There’s nothing like an inconveniently scheduled field exercise to put a rumple in our plans for the baby’s arrival.
The old plan was a nice, simple, traditional one. The new plan includes calls to the Red Cross and a flight to Georgia for my mom so I’m not alone when our daughter decides to make her appearance.
I took this to be just another reminder that life in the military simply is not the same as civilian life. But it wasn’t long before I was reminded that the birthing process rarely goes as planned for anyone.
When I was born, my dad was at a police academy and only was able to come home briefly before returning.
Businessmen often are traveling when their children are born, and civil servants like firefighters, police officers and emergency medical professionals often are forced to miss important events in their children’s lives because of the nature of their work.
Yes, being a military spouse definitely is challenging. And yes, what our soldiers give up to serve their country is amazing.

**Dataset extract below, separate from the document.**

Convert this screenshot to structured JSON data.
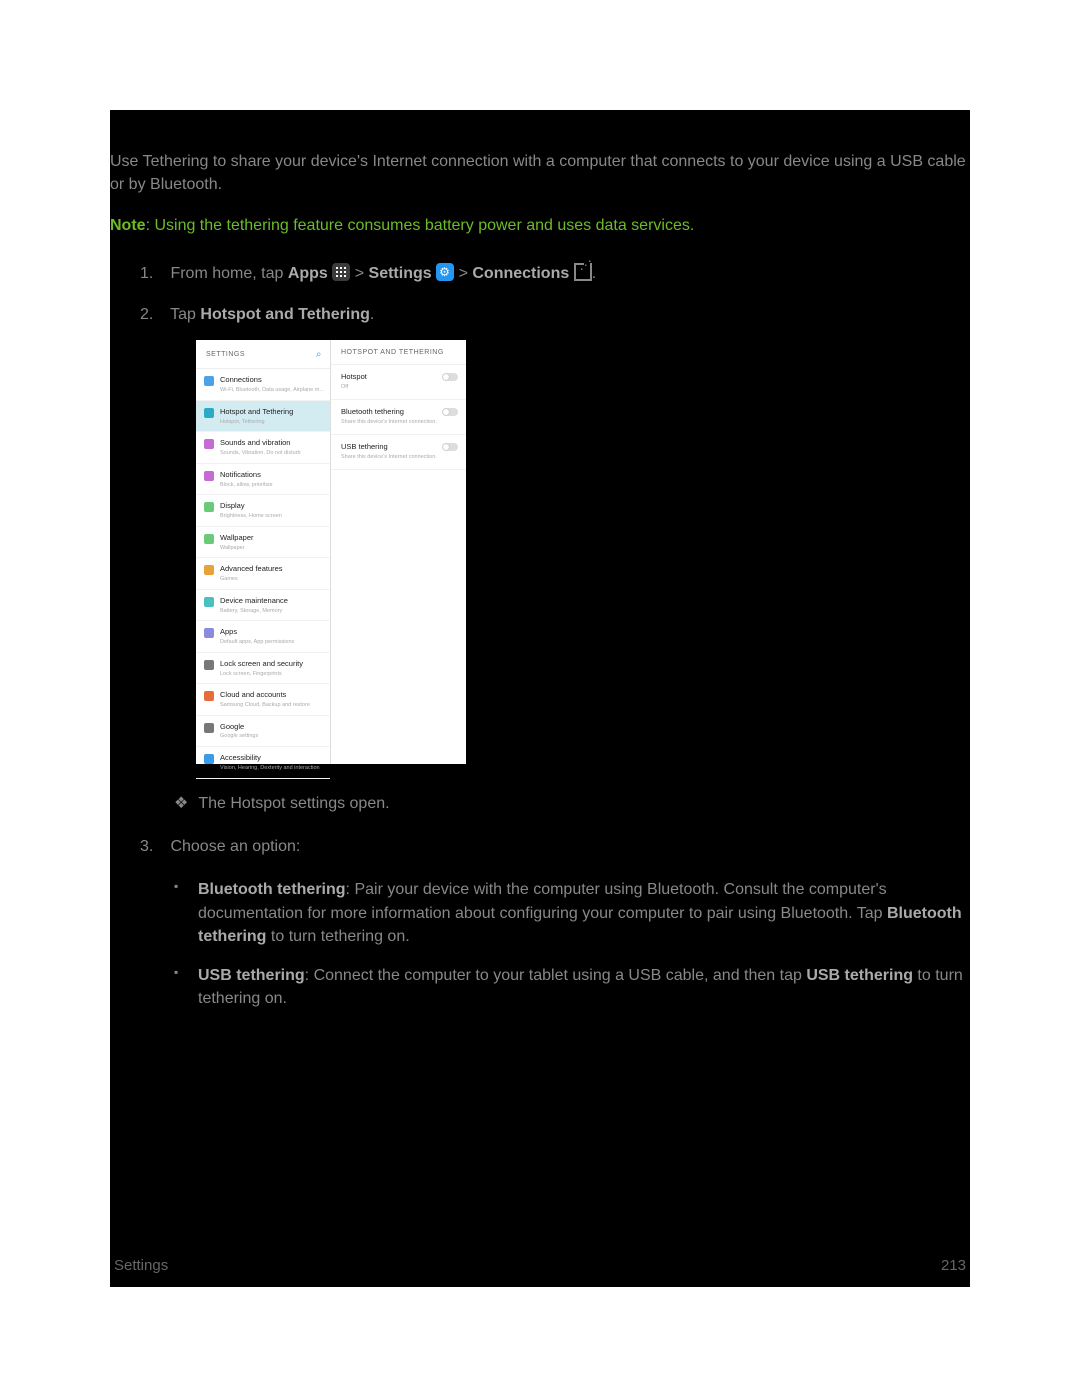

Unfortunately, it seems we occasionally may forget that we’re not the only ones who have problems. People of all lifestyles face surprises that send their worlds spinning backward.
Everyone faces trials in their lives. Separating ourselves into a category where we pretend our problems are somehow more difficult than those of others makes us more likely to give into negative tendencies like self-pity.

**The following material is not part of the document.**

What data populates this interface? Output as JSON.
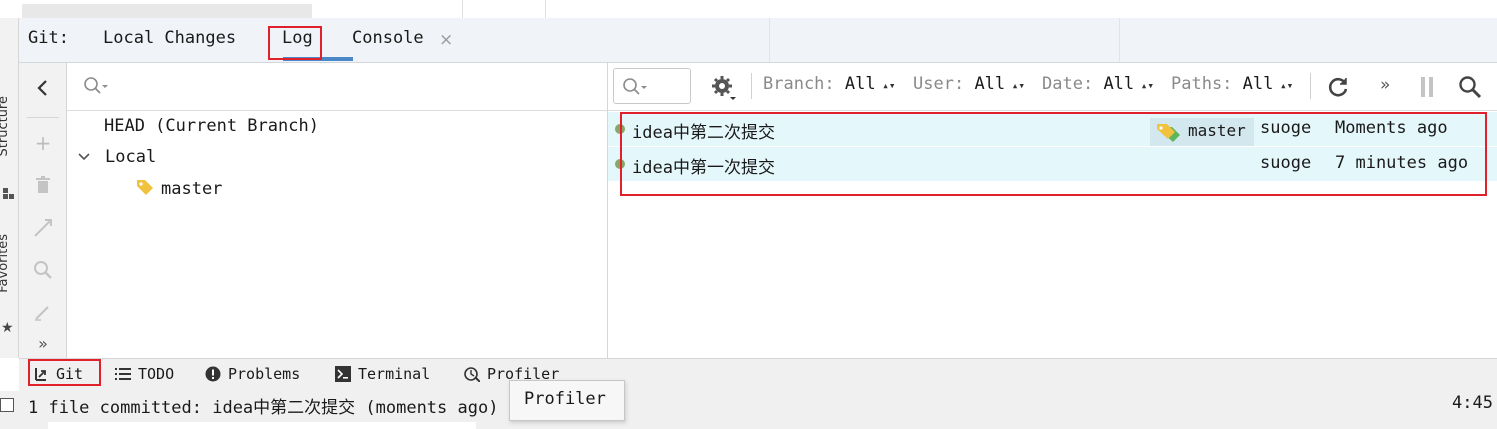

Yes, life as a military spouse is difficult. Yes, life as a soldier is difficult. But life in general is difficult, too.
We can do more for ourselves by using our experiences to relate to those outside of our military circle than by using it to alienate ourselves further.